TOM, J.P., MAZZARELLI, CATTERSON, RENWICK, DEGRASSE, JJ. Ernest Quinones, appellant pro se. Patrina Quinones, appellant pro se. Kelly D. MacNeal, New York (Melissa R. Renwick of counsel), for respondent.

Judgment, Supreme Court, New York County (Donna M. Mills, J.), entered September 27, 2011, denying the petition to annul the determination of respondent New York City Housing Authority, dated February 22, 2011, which denied petitioners' application to vacate their second default and dismissed the proceeding, unanimously affirmed, without costs.

The hearing officer's determination that petitioners failed to establish a reasonable excuse for their default (see Matter of Cherry v. New York City Hous. Auth., 67 A.D.3d 438, 439, 889 N.Y.S.2d 20 [1st Dept 2009]; Matter of Daniels v. Popolizio, 171 A.D.2d 596, 597, 567 N.Y.S.2d 459 [1st Dept 1991] ) has a rational basis in the record and is not arbitrary and capricious (see Matter of Pell v. Board of Educ., 34 N.Y.2d 222, 231 [1974] ). Petitioners' excuses for failing to appear at the hearing were not supported by any documentation (see Cherry, 67 A.D.3d at 438, 889 N.Y.S.2d 20). Furthermore, plaintiffs did not explain why they did not either attempt to adjourn the hearing or arrange for a representative to appear on their behalf (see Matter of Corchado v. Popolizio, 171 A.D.2d 598, 567 N.Y.S.2d 460 [1st Dept 1991] ); Matter of Trinidad v. New York City Hous. Auth., 2011 N.Y. Slip Op 30599U, at 6 [Sup Ct, N.Y. County 2011] ).

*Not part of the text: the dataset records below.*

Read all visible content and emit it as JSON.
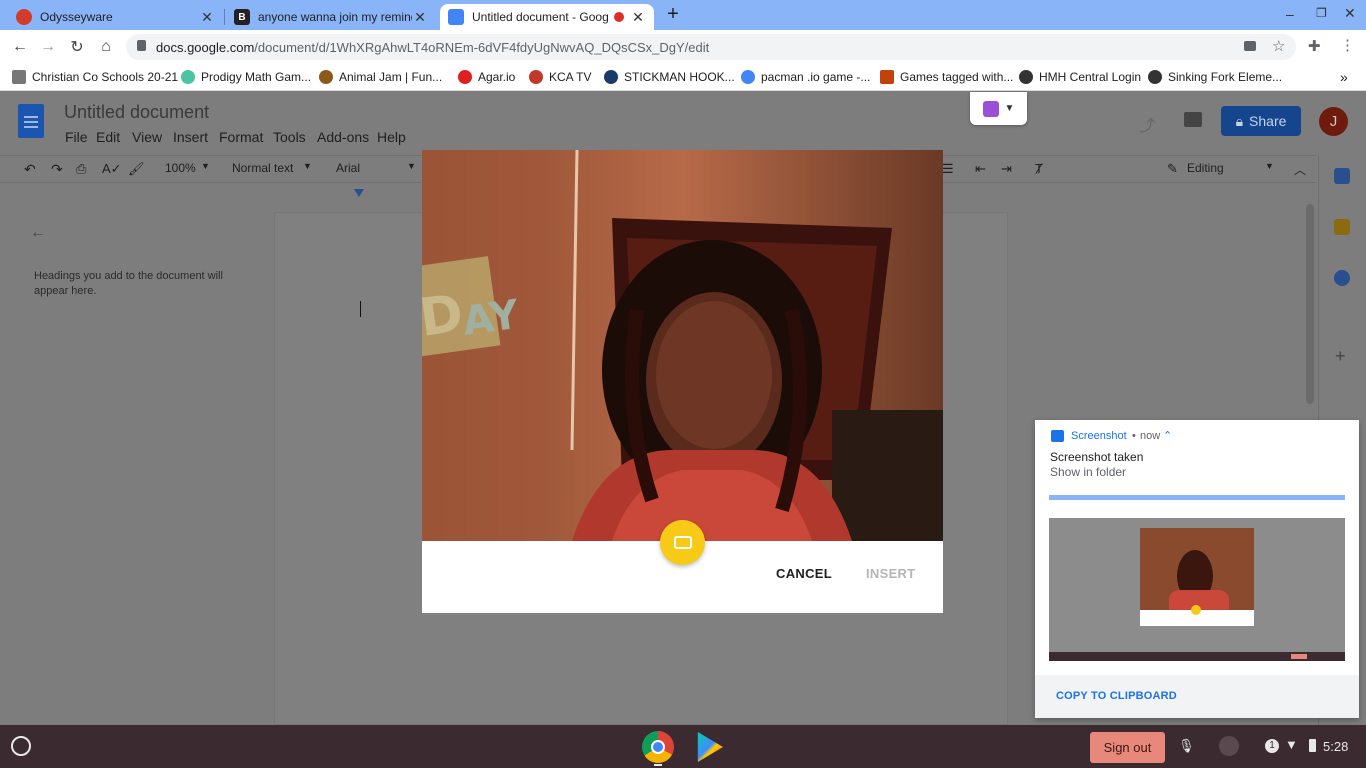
{
  "tabs": [
    {
      "title": "Odysseyware",
      "favicon_color": "#d23c2b"
    },
    {
      "title": "anyone wanna join my reminde",
      "favicon_color": "#222222"
    },
    {
      "title": "Untitled document - Google I",
      "favicon_color": "#4285f4"
    }
  ],
  "address": {
    "host": "docs.google.com",
    "path": "/document/d/1WhXRgAhwLT4oRNEm-6dVF4fdyUgNwvAQ_DQsCSx_DgY/edit"
  },
  "bookmarks": [
    {
      "label": "Christian Co Schools 20-21",
      "color": "#777777"
    },
    {
      "label": "Prodigy Math Gam...",
      "color": "#4cc4a4"
    },
    {
      "label": "Animal Jam | Fun...",
      "color": "#8b5a1a"
    },
    {
      "label": "Agar.io",
      "color": "#e02020"
    },
    {
      "label": "KCA TV",
      "color": "#c0392b"
    },
    {
      "label": "STICKMAN HOOK...",
      "color": "#1a3a6a"
    },
    {
      "label": "pacman .io game -...",
      "color": "#4285f4"
    },
    {
      "label": "Games tagged with...",
      "color": "#c2410c"
    },
    {
      "label": "HMH Central Login",
      "color": "#333333"
    },
    {
      "label": "Sinking Fork Eleme...",
      "color": "#333333"
    }
  ],
  "doc": {
    "title": "Untitled document",
    "menus": [
      "File",
      "Edit",
      "View",
      "Insert",
      "Format",
      "Tools",
      "Add-ons",
      "Help"
    ],
    "zoom": "100%",
    "style": "Normal text",
    "font": "Arial",
    "mode": "Editing",
    "share_label": "Share",
    "avatar_letter": "J",
    "outline_hint": "Headings you add to the document will appear here."
  },
  "dialog": {
    "cancel_label": "CANCEL",
    "insert_label": "INSERT"
  },
  "notification": {
    "app": "Screenshot",
    "time": "now",
    "title": "Screenshot taken",
    "subtitle": "Show in folder",
    "action": "COPY TO CLIPBOARD"
  },
  "shelf": {
    "signout_label": "Sign out",
    "time": "5:28",
    "badge": "1"
  },
  "colors": {
    "tabstrip": "#8ab4f8",
    "accent": "#1a73e8",
    "shutter": "#f7ca18",
    "signout": "#e8887a"
  }
}
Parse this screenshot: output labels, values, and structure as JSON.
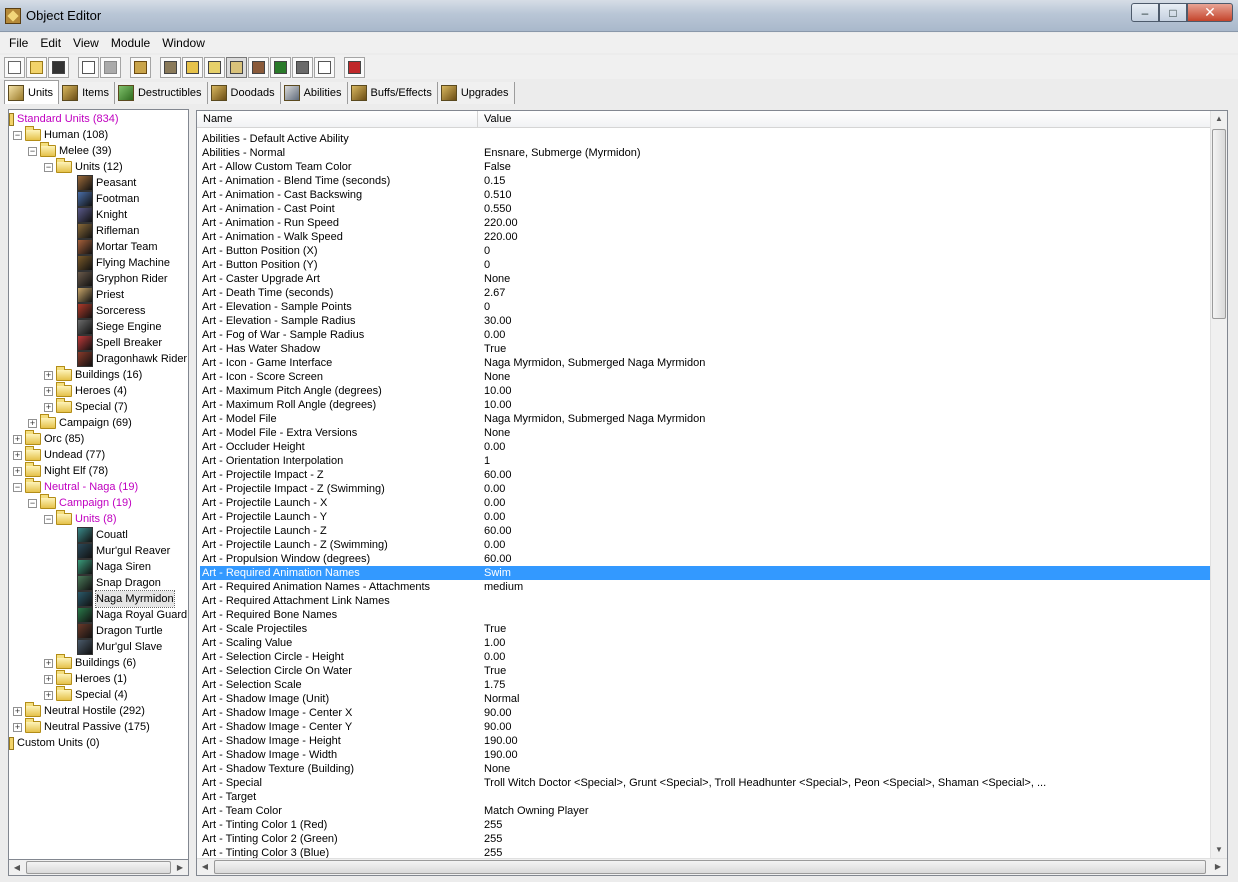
{
  "window": {
    "title": "Object Editor",
    "minimize": "–",
    "maximize": "□",
    "close": "✕"
  },
  "menu": [
    "File",
    "Edit",
    "View",
    "Module",
    "Window"
  ],
  "tabs": [
    {
      "label": "Units",
      "active": true
    },
    {
      "label": "Items"
    },
    {
      "label": "Destructibles"
    },
    {
      "label": "Doodads"
    },
    {
      "label": "Abilities"
    },
    {
      "label": "Buffs/Effects"
    },
    {
      "label": "Upgrades"
    }
  ],
  "tree": [
    {
      "label": "Standard Units (834)",
      "depth": 0,
      "magenta": true,
      "kind": "unitroot"
    },
    {
      "label": "Human (108)",
      "depth": 1,
      "exp": "-",
      "kind": "folder"
    },
    {
      "label": "Melee (39)",
      "depth": 2,
      "exp": "-",
      "kind": "folder"
    },
    {
      "label": "Units (12)",
      "depth": 3,
      "exp": "-",
      "kind": "folder"
    },
    {
      "label": "Peasant",
      "depth": 4,
      "kind": "unit",
      "color": "#9b6a3a"
    },
    {
      "label": "Footman",
      "depth": 4,
      "kind": "unit",
      "color": "#4a6ea8"
    },
    {
      "label": "Knight",
      "depth": 4,
      "kind": "unit",
      "color": "#5a5a8a"
    },
    {
      "label": "Rifleman",
      "depth": 4,
      "kind": "unit",
      "color": "#8a6a3a"
    },
    {
      "label": "Mortar Team",
      "depth": 4,
      "kind": "unit",
      "color": "#a5603a"
    },
    {
      "label": "Flying Machine",
      "depth": 4,
      "kind": "unit",
      "color": "#7a5a2a"
    },
    {
      "label": "Gryphon Rider",
      "depth": 4,
      "kind": "unit",
      "color": "#6a5a4a"
    },
    {
      "label": "Priest",
      "depth": 4,
      "kind": "unit",
      "color": "#c9a66a"
    },
    {
      "label": "Sorceress",
      "depth": 4,
      "kind": "unit",
      "color": "#b03a2a"
    },
    {
      "label": "Siege Engine",
      "depth": 4,
      "kind": "unit",
      "color": "#6a6a6a"
    },
    {
      "label": "Spell Breaker",
      "depth": 4,
      "kind": "unit",
      "color": "#c03a3a"
    },
    {
      "label": "Dragonhawk Rider",
      "depth": 4,
      "kind": "unit",
      "color": "#8a3a2a"
    },
    {
      "label": "Buildings (16)",
      "depth": 3,
      "exp": "+",
      "kind": "folder"
    },
    {
      "label": "Heroes (4)",
      "depth": 3,
      "exp": "+",
      "kind": "folder"
    },
    {
      "label": "Special (7)",
      "depth": 3,
      "exp": "+",
      "kind": "folder"
    },
    {
      "label": "Campaign (69)",
      "depth": 2,
      "exp": "+",
      "kind": "folder"
    },
    {
      "label": "Orc (85)",
      "depth": 1,
      "exp": "+",
      "kind": "folder"
    },
    {
      "label": "Undead (77)",
      "depth": 1,
      "exp": "+",
      "kind": "folder"
    },
    {
      "label": "Night Elf (78)",
      "depth": 1,
      "exp": "+",
      "kind": "folder"
    },
    {
      "label": "Neutral - Naga (19)",
      "depth": 1,
      "exp": "-",
      "kind": "folder",
      "magenta": true
    },
    {
      "label": "Campaign (19)",
      "depth": 2,
      "exp": "-",
      "kind": "folder",
      "magenta": true
    },
    {
      "label": "Units (8)",
      "depth": 3,
      "exp": "-",
      "kind": "folder",
      "magenta": true
    },
    {
      "label": "Couatl",
      "depth": 4,
      "kind": "unit",
      "color": "#3a8a8a"
    },
    {
      "label": "Mur'gul Reaver",
      "depth": 4,
      "kind": "unit",
      "color": "#2a4a5a"
    },
    {
      "label": "Naga Siren",
      "depth": 4,
      "kind": "unit",
      "color": "#3a9a7a"
    },
    {
      "label": "Snap Dragon",
      "depth": 4,
      "kind": "unit",
      "color": "#4a7a5a"
    },
    {
      "label": "Naga Myrmidon",
      "depth": 4,
      "kind": "unit",
      "color": "#2a5a6a",
      "selected": true
    },
    {
      "label": "Naga Royal Guard",
      "depth": 4,
      "kind": "unit",
      "color": "#2a7a4a"
    },
    {
      "label": "Dragon Turtle",
      "depth": 4,
      "kind": "unit",
      "color": "#6a3a2a"
    },
    {
      "label": "Mur'gul Slave",
      "depth": 4,
      "kind": "unit",
      "color": "#4a5a6a"
    },
    {
      "label": "Buildings (6)",
      "depth": 3,
      "exp": "+",
      "kind": "folder"
    },
    {
      "label": "Heroes (1)",
      "depth": 3,
      "exp": "+",
      "kind": "folder"
    },
    {
      "label": "Special (4)",
      "depth": 3,
      "exp": "+",
      "kind": "folder"
    },
    {
      "label": "Neutral Hostile (292)",
      "depth": 1,
      "exp": "+",
      "kind": "folder"
    },
    {
      "label": "Neutral Passive (175)",
      "depth": 1,
      "exp": "+",
      "kind": "folder"
    },
    {
      "label": "Custom Units (0)",
      "depth": 0,
      "kind": "unitroot"
    }
  ],
  "grid": {
    "columns": [
      "Name",
      "Value"
    ],
    "rows": [
      [
        "Abilities - Default Active Ability",
        ""
      ],
      [
        "Abilities - Normal",
        "Ensnare, Submerge (Myrmidon)"
      ],
      [
        "Art - Allow Custom Team Color",
        "False"
      ],
      [
        "Art - Animation - Blend Time (seconds)",
        "0.15"
      ],
      [
        "Art - Animation - Cast Backswing",
        "0.510"
      ],
      [
        "Art - Animation - Cast Point",
        "0.550"
      ],
      [
        "Art - Animation - Run Speed",
        "220.00"
      ],
      [
        "Art - Animation - Walk Speed",
        "220.00"
      ],
      [
        "Art - Button Position (X)",
        "0"
      ],
      [
        "Art - Button Position (Y)",
        "0"
      ],
      [
        "Art - Caster Upgrade Art",
        "None"
      ],
      [
        "Art - Death Time (seconds)",
        "2.67"
      ],
      [
        "Art - Elevation - Sample Points",
        "0"
      ],
      [
        "Art - Elevation - Sample Radius",
        "30.00"
      ],
      [
        "Art - Fog of War - Sample Radius",
        "0.00"
      ],
      [
        "Art - Has Water Shadow",
        "True"
      ],
      [
        "Art - Icon - Game Interface",
        "Naga Myrmidon, Submerged Naga Myrmidon"
      ],
      [
        "Art - Icon - Score Screen",
        "None"
      ],
      [
        "Art - Maximum Pitch Angle (degrees)",
        "10.00"
      ],
      [
        "Art - Maximum Roll Angle (degrees)",
        "10.00"
      ],
      [
        "Art - Model File",
        "Naga Myrmidon, Submerged Naga Myrmidon"
      ],
      [
        "Art - Model File - Extra Versions",
        "None"
      ],
      [
        "Art - Occluder Height",
        "0.00"
      ],
      [
        "Art - Orientation Interpolation",
        "1"
      ],
      [
        "Art - Projectile Impact - Z",
        "60.00"
      ],
      [
        "Art - Projectile Impact - Z (Swimming)",
        "0.00"
      ],
      [
        "Art - Projectile Launch - X",
        "0.00"
      ],
      [
        "Art - Projectile Launch - Y",
        "0.00"
      ],
      [
        "Art - Projectile Launch - Z",
        "60.00"
      ],
      [
        "Art - Projectile Launch - Z (Swimming)",
        "0.00"
      ],
      [
        "Art - Propulsion Window (degrees)",
        "60.00"
      ],
      [
        "Art - Required Animation Names",
        "Swim"
      ],
      [
        "Art - Required Animation Names - Attachments",
        "medium"
      ],
      [
        "Art - Required Attachment Link Names",
        ""
      ],
      [
        "Art - Required Bone Names",
        ""
      ],
      [
        "Art - Scale Projectiles",
        "True"
      ],
      [
        "Art - Scaling Value",
        "1.00"
      ],
      [
        "Art - Selection Circle - Height",
        "0.00"
      ],
      [
        "Art - Selection Circle On Water",
        "True"
      ],
      [
        "Art - Selection Scale",
        "1.75"
      ],
      [
        "Art - Shadow Image (Unit)",
        "Normal"
      ],
      [
        "Art - Shadow Image - Center X",
        "90.00"
      ],
      [
        "Art - Shadow Image - Center Y",
        "90.00"
      ],
      [
        "Art - Shadow Image - Height",
        "190.00"
      ],
      [
        "Art - Shadow Image - Width",
        "190.00"
      ],
      [
        "Art - Shadow Texture (Building)",
        "None"
      ],
      [
        "Art - Special",
        "Troll Witch Doctor <Special>, Grunt <Special>, Troll Headhunter <Special>, Peon <Special>, Shaman <Special>, ..."
      ],
      [
        "Art - Target",
        ""
      ],
      [
        "Art - Team Color",
        "Match Owning Player"
      ],
      [
        "Art - Tinting Color 1 (Red)",
        "255"
      ],
      [
        "Art - Tinting Color 2 (Green)",
        "255"
      ],
      [
        "Art - Tinting Color 3 (Blue)",
        "255"
      ]
    ],
    "selected_row": 31
  },
  "colors": {
    "selection": "#3399ff",
    "highlight": "#c000c0"
  }
}
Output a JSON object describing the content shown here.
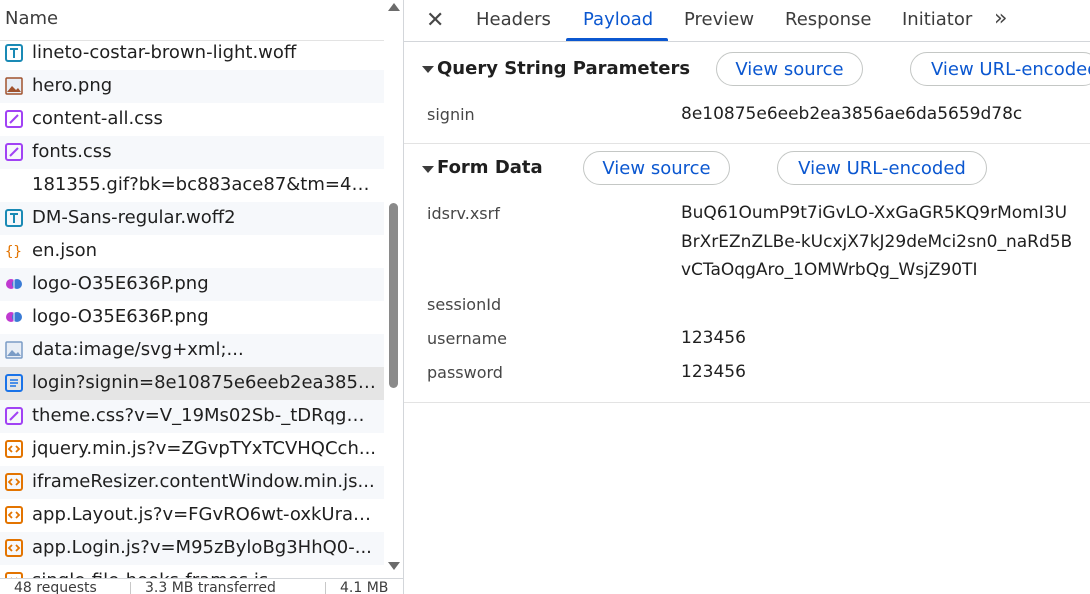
{
  "list": {
    "header": "Name",
    "rows": [
      {
        "name": "lineto-costar-brown-light.woff",
        "icon": "font-icon",
        "color": "#1a8ab5"
      },
      {
        "name": "hero.png",
        "icon": "image-icon",
        "color": "#a0522d"
      },
      {
        "name": "content-all.css",
        "icon": "stylesheet-icon",
        "color": "#a142f4"
      },
      {
        "name": "fonts.css",
        "icon": "stylesheet-icon",
        "color": "#a142f4"
      },
      {
        "name": "181355.gif?bk=bc883ace87&tm=44...",
        "icon": "blank-icon",
        "color": "#ffffff"
      },
      {
        "name": "DM-Sans-regular.woff2",
        "icon": "font-icon",
        "color": "#1a8ab5"
      },
      {
        "name": "en.json",
        "icon": "json-icon",
        "color": "#e37400"
      },
      {
        "name": "logo-O35E636P.png",
        "icon": "brain-logo-icon",
        "color": "#c03ad0"
      },
      {
        "name": "logo-O35E636P.png",
        "icon": "brain-logo-icon",
        "color": "#c03ad0"
      },
      {
        "name": "data:image/svg+xml;...",
        "icon": "image-icon",
        "color": "#7a9cc6"
      },
      {
        "name": "login?signin=8e10875e6eeb2ea3856...",
        "icon": "document-icon",
        "color": "#1a73e8"
      },
      {
        "name": "theme.css?v=V_19Ms02Sb-_tDRqgN...",
        "icon": "stylesheet-icon",
        "color": "#a142f4"
      },
      {
        "name": "jquery.min.js?v=ZGvpTYxTCVHQCch...",
        "icon": "script-icon",
        "color": "#e37400"
      },
      {
        "name": "iframeResizer.contentWindow.min.js...",
        "icon": "script-icon",
        "color": "#e37400"
      },
      {
        "name": "app.Layout.js?v=FGvRO6wt-oxkUrab...",
        "icon": "script-icon",
        "color": "#e37400"
      },
      {
        "name": "app.Login.js?v=M95zByloBg3HhQ0-...",
        "icon": "script-icon",
        "color": "#e37400"
      },
      {
        "name": "single-file-hooks-frames.js",
        "icon": "script-icon",
        "color": "#e37400"
      }
    ],
    "selected_index": 10
  },
  "status": {
    "requests": "48 requests",
    "transferred": "3.3 MB transferred",
    "resources": "4.1 MB"
  },
  "tabs": {
    "close": "✕",
    "items": [
      "Headers",
      "Payload",
      "Preview",
      "Response",
      "Initiator"
    ],
    "active": "Payload",
    "more": "»"
  },
  "query": {
    "title": "Query String Parameters",
    "view_source": "View source",
    "view_url_encoded": "View URL-encoded",
    "key": "signin",
    "value": "8e10875e6eeb2ea3856ae6da5659d78c"
  },
  "form": {
    "title": "Form Data",
    "view_source": "View source",
    "view_url_encoded": "View URL-encoded",
    "fields": [
      {
        "key": "idsrv.xsrf",
        "lines": [
          "BuQ61OumP9t7iGvLO-XxGaGR5KQ9rMomI3U",
          "BrXrEZnZLBe-kUcxjX7kJ29deMci2sn0_naRd5B",
          "vCTaOqgAro_1OMWrbQg_WsjZ90TI"
        ]
      },
      {
        "key": "sessionId",
        "lines": [
          ""
        ]
      },
      {
        "key": "username",
        "lines": [
          "123456"
        ]
      },
      {
        "key": "password",
        "lines": [
          "123456"
        ]
      }
    ]
  },
  "colors": {
    "accent": "#0b57d0",
    "selected_row": "#e5e5e5"
  }
}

In light of petitioners' failure to establish a reasonable excuse for their default, we need not consider whether they established a meritorious defense to the charges of chronic rent delinquency, breach of rules and regulations, and non-desirability by permitting excessive loud music. We note, however, that petitioners' arguments and documentation submitted in support of their Article 78 petition are not reviewable as they were not part of the administrative record (see Matter of Fanelli v. New York City Conciliation & Appeals Bd., 90 A.D.2d 756, 757, 455 N.Y.S.2d 814 [1st Dept 1982], affd 58 N.Y.2d 952 [1983] ).